A better way of understanding the ‘conservative-progressive’ divide

Attempts to categorise people are inherently fraught with danger and, frankly, of little real value - if any. People are individuals, with individual thoughts, feelings and emotions that can never be shared completely. Categorisation leads to prejudice, discrimination and tribalism. Worst of all, it leads people to forget that we are all human individuals with … Continue reading A better way of understanding the ‘conservative-progressive’ divide

If positivism is dissatisfying, legal realism is frightening

Legal realism, certainly of the kind that can be traced back to former US Supreme Court Justice Oliver Wendell Holmes Jr., represents a bleak picture of law that abandons noble liberal and democratic ideals in favour of a system of rule by a thousand emperors.  Particularly, legal realists' insistence that law can be found in … Continue reading If positivism is dissatisfying, legal realism is frightening

Why legal positivism is a dissatisfying theory of law

Critiquing an entire school of thought is an inherently dangerous undertaking, and this certainly holds true in the case of legal positivism. One of the foremost reasons for this difficulty is that legal positivists' views differ extensively, such that the distance between some classical and contemporary positivists (compare John Austin and Joseph Raz) is arguably … Continue reading Why legal positivism is a dissatisfying theory of law

Cut tax to secure Australia’s future prosperity – my op-ed in The Australian

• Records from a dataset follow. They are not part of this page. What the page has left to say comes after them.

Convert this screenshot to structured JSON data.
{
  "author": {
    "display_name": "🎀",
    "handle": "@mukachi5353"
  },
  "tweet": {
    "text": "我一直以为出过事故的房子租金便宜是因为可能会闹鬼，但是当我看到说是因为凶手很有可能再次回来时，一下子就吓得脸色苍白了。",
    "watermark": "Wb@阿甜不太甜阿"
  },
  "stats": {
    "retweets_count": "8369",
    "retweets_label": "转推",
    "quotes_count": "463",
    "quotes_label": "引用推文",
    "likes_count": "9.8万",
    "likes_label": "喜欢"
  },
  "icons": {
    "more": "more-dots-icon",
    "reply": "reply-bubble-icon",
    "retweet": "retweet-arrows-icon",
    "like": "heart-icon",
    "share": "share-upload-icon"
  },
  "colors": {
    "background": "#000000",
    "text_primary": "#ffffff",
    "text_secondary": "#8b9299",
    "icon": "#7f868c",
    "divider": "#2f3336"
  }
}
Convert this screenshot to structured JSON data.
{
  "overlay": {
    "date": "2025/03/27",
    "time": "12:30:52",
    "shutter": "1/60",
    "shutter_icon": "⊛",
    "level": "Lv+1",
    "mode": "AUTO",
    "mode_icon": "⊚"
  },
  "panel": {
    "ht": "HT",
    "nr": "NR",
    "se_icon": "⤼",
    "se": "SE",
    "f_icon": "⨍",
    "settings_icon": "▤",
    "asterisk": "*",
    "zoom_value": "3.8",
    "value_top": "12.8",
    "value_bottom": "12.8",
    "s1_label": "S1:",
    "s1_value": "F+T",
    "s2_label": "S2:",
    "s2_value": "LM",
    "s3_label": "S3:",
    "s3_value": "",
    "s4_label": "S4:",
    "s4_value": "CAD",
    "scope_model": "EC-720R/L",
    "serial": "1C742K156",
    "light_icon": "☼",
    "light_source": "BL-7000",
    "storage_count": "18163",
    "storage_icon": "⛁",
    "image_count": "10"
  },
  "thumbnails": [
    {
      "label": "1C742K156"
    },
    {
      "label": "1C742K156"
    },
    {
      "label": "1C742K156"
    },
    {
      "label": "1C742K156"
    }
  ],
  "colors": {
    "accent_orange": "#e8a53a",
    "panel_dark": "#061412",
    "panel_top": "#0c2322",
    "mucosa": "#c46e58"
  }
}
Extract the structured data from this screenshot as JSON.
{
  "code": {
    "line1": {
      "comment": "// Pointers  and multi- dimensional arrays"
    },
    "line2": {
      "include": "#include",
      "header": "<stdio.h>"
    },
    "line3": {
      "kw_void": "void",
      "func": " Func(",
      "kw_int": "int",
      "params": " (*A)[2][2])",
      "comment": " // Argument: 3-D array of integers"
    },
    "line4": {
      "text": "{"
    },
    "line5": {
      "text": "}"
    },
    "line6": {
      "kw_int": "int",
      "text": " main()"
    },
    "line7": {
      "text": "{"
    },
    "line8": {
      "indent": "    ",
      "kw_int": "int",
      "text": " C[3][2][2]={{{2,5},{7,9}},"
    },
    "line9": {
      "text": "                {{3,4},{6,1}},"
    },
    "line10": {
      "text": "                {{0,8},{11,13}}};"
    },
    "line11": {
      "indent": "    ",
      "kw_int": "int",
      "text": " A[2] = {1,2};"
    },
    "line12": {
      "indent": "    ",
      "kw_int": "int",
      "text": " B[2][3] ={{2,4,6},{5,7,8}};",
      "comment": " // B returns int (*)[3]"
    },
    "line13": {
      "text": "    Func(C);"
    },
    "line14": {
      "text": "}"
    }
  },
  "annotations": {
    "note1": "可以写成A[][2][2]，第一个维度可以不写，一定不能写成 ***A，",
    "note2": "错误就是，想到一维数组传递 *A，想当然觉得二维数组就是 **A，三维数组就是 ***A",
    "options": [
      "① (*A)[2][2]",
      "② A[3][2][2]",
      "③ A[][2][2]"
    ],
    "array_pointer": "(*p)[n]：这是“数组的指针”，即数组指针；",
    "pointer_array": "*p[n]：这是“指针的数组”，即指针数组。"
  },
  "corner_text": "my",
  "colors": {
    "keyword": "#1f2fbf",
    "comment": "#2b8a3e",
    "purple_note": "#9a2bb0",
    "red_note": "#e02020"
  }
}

Maintaining our uncompetitive tax rate risks robbing future generations of Australian workers of the opportunity of the better and higher-paying jobs of the future to pay for services, the benefits of which they might never see.Cut tax to secure Australia’s future prosperity This time last year the United States Congress passed one of the most … Continue reading Cut tax to secure Australia’s future prosperity – my op-ed in The Australian